## What to work on
Lines holding the string "title" are the ones to copy; find them all in the data.

── Given data

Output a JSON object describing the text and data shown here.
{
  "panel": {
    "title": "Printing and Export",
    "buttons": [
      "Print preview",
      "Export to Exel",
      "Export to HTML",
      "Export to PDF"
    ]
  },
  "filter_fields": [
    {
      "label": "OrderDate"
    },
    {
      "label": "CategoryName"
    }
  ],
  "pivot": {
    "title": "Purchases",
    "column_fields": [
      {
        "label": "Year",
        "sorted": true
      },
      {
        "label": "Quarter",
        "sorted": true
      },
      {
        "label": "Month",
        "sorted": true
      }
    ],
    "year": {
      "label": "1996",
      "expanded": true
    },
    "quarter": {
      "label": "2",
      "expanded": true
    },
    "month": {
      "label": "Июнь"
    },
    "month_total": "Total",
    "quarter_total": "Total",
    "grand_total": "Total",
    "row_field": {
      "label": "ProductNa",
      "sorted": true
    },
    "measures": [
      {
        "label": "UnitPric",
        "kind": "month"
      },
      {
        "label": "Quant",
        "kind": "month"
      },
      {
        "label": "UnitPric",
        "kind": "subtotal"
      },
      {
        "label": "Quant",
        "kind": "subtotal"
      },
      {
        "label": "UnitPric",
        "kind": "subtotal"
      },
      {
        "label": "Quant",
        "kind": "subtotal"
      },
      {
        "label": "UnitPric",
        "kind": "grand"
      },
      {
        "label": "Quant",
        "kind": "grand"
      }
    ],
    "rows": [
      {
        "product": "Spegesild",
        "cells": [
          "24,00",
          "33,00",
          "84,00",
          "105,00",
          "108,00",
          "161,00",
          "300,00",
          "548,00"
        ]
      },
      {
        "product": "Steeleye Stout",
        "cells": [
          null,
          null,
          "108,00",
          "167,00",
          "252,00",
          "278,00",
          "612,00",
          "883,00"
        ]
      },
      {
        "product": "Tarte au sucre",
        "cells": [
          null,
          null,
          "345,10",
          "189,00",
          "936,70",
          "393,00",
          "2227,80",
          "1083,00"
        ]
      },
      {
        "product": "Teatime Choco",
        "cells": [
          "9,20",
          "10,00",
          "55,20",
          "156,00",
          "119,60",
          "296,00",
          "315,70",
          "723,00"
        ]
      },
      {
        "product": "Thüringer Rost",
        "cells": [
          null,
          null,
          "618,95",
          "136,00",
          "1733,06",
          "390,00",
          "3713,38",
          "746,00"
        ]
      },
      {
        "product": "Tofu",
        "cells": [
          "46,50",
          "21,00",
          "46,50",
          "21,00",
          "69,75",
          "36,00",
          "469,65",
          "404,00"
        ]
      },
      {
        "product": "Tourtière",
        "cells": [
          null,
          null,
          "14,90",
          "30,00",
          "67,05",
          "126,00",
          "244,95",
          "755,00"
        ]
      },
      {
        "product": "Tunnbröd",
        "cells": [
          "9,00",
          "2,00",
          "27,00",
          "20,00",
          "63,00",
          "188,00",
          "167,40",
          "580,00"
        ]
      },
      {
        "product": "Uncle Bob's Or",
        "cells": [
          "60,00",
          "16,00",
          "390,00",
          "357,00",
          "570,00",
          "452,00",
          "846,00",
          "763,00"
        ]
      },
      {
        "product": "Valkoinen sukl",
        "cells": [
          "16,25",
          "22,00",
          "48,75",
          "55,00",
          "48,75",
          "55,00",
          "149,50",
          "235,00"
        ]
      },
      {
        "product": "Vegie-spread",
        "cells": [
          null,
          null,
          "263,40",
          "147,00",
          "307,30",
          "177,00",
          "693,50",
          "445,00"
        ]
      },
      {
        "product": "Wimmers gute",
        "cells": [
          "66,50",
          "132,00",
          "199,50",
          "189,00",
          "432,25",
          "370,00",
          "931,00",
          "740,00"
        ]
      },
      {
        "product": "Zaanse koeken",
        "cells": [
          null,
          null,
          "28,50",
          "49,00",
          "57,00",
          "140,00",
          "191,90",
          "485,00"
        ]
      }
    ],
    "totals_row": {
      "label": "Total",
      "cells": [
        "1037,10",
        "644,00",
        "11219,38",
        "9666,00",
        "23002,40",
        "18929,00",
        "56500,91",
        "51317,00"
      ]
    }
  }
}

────

## Response
    "title": "Printing and Export",
    "title": "Purchases",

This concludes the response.